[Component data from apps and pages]
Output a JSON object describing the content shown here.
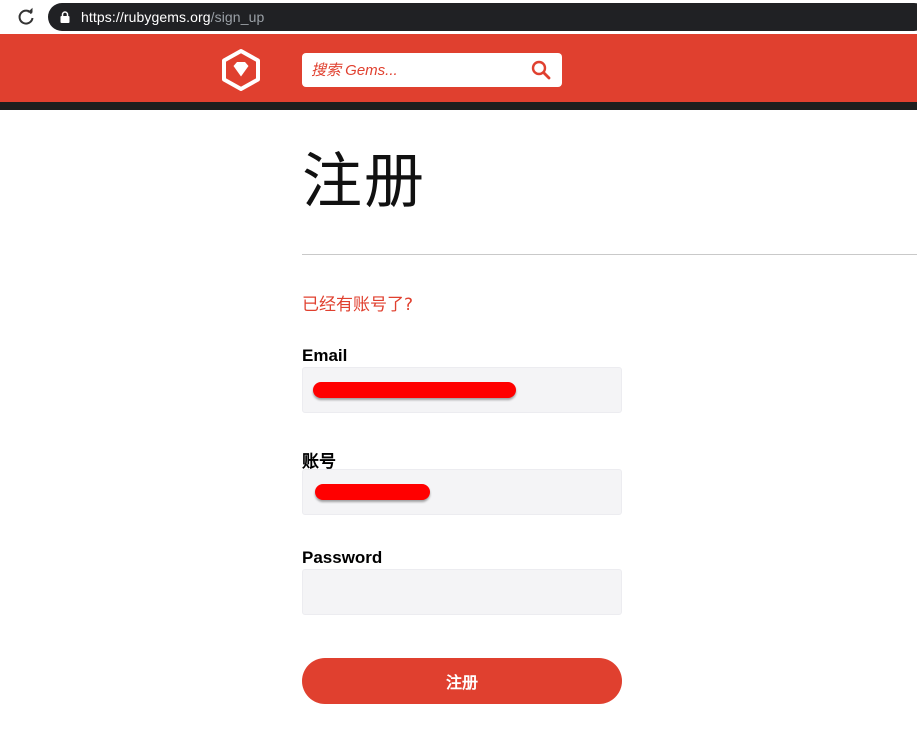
{
  "browser": {
    "url_host": "https://rubygems.org",
    "url_path": "/sign_up",
    "icons": [
      "reload-icon",
      "lock-icon"
    ]
  },
  "header": {
    "search_placeholder": "搜索 Gems...",
    "icons": [
      "rubygems-logo",
      "search-icon"
    ],
    "brand_color": "#e0402f"
  },
  "page": {
    "title": "注册",
    "signin_link": "已经有账号了?"
  },
  "form": {
    "email_label": "Email",
    "handle_label": "账号",
    "password_label": "Password",
    "email_value_redacted": true,
    "handle_value_redacted": true,
    "password_value": "",
    "submit_label": "注册"
  }
}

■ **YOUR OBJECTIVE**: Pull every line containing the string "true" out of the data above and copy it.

■ **TASK ANSWER**:
    "email_value_redacted": true,
    "handle_value_redacted": true,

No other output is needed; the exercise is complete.